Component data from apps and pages
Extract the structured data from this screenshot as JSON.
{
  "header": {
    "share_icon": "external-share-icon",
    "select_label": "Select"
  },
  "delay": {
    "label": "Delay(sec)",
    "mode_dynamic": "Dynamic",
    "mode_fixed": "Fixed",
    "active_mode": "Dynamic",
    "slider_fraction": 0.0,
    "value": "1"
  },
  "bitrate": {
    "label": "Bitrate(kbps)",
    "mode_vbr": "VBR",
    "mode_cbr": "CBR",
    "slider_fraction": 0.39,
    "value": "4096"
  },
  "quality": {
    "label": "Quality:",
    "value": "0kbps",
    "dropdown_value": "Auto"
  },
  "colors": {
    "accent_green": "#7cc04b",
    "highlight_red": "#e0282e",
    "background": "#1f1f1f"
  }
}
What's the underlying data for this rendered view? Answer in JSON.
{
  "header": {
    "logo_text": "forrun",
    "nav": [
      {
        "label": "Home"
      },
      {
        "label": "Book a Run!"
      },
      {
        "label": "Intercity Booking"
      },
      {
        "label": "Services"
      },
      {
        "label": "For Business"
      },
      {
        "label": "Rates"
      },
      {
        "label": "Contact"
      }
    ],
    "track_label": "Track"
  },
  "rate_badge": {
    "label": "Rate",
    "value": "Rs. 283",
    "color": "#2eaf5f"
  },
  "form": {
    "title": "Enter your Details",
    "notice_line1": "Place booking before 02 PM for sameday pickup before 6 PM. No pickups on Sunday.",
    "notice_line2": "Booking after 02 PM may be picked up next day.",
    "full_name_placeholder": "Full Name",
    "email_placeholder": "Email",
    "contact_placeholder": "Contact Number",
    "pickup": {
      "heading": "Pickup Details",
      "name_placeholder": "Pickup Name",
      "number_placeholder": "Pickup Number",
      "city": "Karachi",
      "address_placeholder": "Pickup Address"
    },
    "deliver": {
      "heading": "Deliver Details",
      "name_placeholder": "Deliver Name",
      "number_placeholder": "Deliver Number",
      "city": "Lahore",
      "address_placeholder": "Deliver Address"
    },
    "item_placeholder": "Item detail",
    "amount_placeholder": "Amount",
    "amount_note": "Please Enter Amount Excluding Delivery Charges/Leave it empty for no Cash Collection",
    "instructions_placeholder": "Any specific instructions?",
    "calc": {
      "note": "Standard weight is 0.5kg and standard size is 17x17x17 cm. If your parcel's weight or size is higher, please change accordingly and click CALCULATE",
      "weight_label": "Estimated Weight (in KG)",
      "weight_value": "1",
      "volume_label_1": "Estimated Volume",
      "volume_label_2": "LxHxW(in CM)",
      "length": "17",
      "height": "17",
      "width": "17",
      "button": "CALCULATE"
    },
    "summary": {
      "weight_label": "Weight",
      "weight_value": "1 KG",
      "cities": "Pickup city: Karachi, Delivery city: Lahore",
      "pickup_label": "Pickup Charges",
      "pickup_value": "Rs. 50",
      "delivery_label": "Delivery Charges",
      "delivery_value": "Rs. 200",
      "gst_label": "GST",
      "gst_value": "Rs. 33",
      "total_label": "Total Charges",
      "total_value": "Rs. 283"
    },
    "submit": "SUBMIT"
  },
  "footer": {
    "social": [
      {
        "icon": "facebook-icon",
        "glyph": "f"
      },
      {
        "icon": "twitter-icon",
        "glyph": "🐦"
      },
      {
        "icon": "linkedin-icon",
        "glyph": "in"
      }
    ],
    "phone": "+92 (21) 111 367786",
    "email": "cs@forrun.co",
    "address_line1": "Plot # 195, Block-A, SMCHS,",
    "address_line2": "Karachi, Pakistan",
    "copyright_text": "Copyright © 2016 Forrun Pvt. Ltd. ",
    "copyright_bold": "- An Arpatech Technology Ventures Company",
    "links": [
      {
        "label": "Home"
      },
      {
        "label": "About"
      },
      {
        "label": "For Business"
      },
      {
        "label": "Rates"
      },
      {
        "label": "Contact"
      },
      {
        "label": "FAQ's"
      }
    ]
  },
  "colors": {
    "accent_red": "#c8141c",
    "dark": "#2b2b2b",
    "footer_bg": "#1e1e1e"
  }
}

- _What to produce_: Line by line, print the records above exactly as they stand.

- _Written reply_:
Extract the structured data from this screenshot as JSON.
{
  "header": {
    "share_icon": "external-share-icon",
    "select_label": "Select"
  },
  "delay": {
    "label": "Delay(sec)",
    "mode_dynamic": "Dynamic",
    "mode_fixed": "Fixed",
    "active_mode": "Dynamic",
    "slider_fraction": 0.0,
    "value": "1"
  },
  "bitrate": {
    "label": "Bitrate(kbps)",
    "mode_vbr": "VBR",
    "mode_cbr": "CBR",
    "slider_fraction": 0.39,
    "value": "4096"
  },
  "quality": {
    "label": "Quality:",
    "value": "0kbps",
    "dropdown_value": "Auto"
  },
  "colors": {
    "accent_green": "#7cc04b",
    "highlight_red": "#e0282e",
    "background": "#1f1f1f"
  }
}
What's the underlying data for this rendered view? Answer in JSON.
{
  "header": {
    "logo_text": "forrun",
    "nav": [
      {
        "label": "Home"
      },
      {
        "label": "Book a Run!"
      },
      {
        "label": "Intercity Booking"
      },
      {
        "label": "Services"
      },
      {
        "label": "For Business"
      },
      {
        "label": "Rates"
      },
      {
        "label": "Contact"
      }
    ],
    "track_label": "Track"
  },
  "rate_badge": {
    "label": "Rate",
    "value": "Rs. 283",
    "color": "#2eaf5f"
  },
  "form": {
    "title": "Enter your Details",
    "notice_line1": "Place booking before 02 PM for sameday pickup before 6 PM. No pickups on Sunday.",
    "notice_line2": "Booking after 02 PM may be picked up next day.",
    "full_name_placeholder": "Full Name",
    "email_placeholder": "Email",
    "contact_placeholder": "Contact Number",
    "pickup": {
      "heading": "Pickup Details",
      "name_placeholder": "Pickup Name",
      "number_placeholder": "Pickup Number",
      "city": "Karachi",
      "address_placeholder": "Pickup Address"
    },
    "deliver": {
      "heading": "Deliver Details",
      "name_placeholder": "Deliver Name",
      "number_placeholder": "Deliver Number",
      "city": "Lahore",
      "address_placeholder": "Deliver Address"
    },
    "item_placeholder": "Item detail",
    "amount_placeholder": "Amount",
    "amount_note": "Please Enter Amount Excluding Delivery Charges/Leave it empty for no Cash Collection",
    "instructions_placeholder": "Any specific instructions?",
    "calc": {
      "note": "Standard weight is 0.5kg and standard size is 17x17x17 cm. If your parcel's weight or size is higher, please change accordingly and click CALCULATE",
      "weight_label": "Estimated Weight (in KG)",
      "weight_value": "1",
      "volume_label_1": "Estimated Volume",
      "volume_label_2": "LxHxW(in CM)",
      "length": "17",
      "height": "17",
      "width": "17",
      "button": "CALCULATE"
    },
    "summary": {
      "weight_label": "Weight",
      "weight_value": "1 KG",
      "cities": "Pickup city: Karachi, Delivery city: Lahore",
      "pickup_label": "Pickup Charges",
      "pickup_value": "Rs. 50",
      "delivery_label": "Delivery Charges",
      "delivery_value": "Rs. 200",
      "gst_label": "GST",
      "gst_value": "Rs. 33",
      "total_label": "Total Charges",
      "total_value": "Rs. 283"
    },
    "submit": "SUBMIT"
  },
  "footer": {
    "social": [
      {
        "icon": "facebook-icon",
        "glyph": "f"
      },
      {
        "icon": "twitter-icon",
        "glyph": "🐦"
      },
      {
        "icon": "linkedin-icon",
        "glyph": "in"
      }
    ],
    "phone": "+92 (21) 111 367786",
    "email": "cs@forrun.co",
    "address_line1": "Plot # 195, Block-A, SMCHS,",
    "address_line2": "Karachi, Pakistan",
    "copyright_text": "Copyright © 2016 Forrun Pvt. Ltd. ",
    "copyright_bold": "- An Arpatech Technology Ventures Company",
    "links": [
      {
        "label": "Home"
      },
      {
        "label": "About"
      },
      {
        "label": "For Business"
      },
      {
        "label": "Rates"
      },
      {
        "label": "Contact"
      },
      {
        "label": "FAQ's"
      }
    ]
  },
  "colors": {
    "accent_red": "#c8141c",
    "dark": "#2b2b2b",
    "footer_bg": "#1e1e1e"
  }
}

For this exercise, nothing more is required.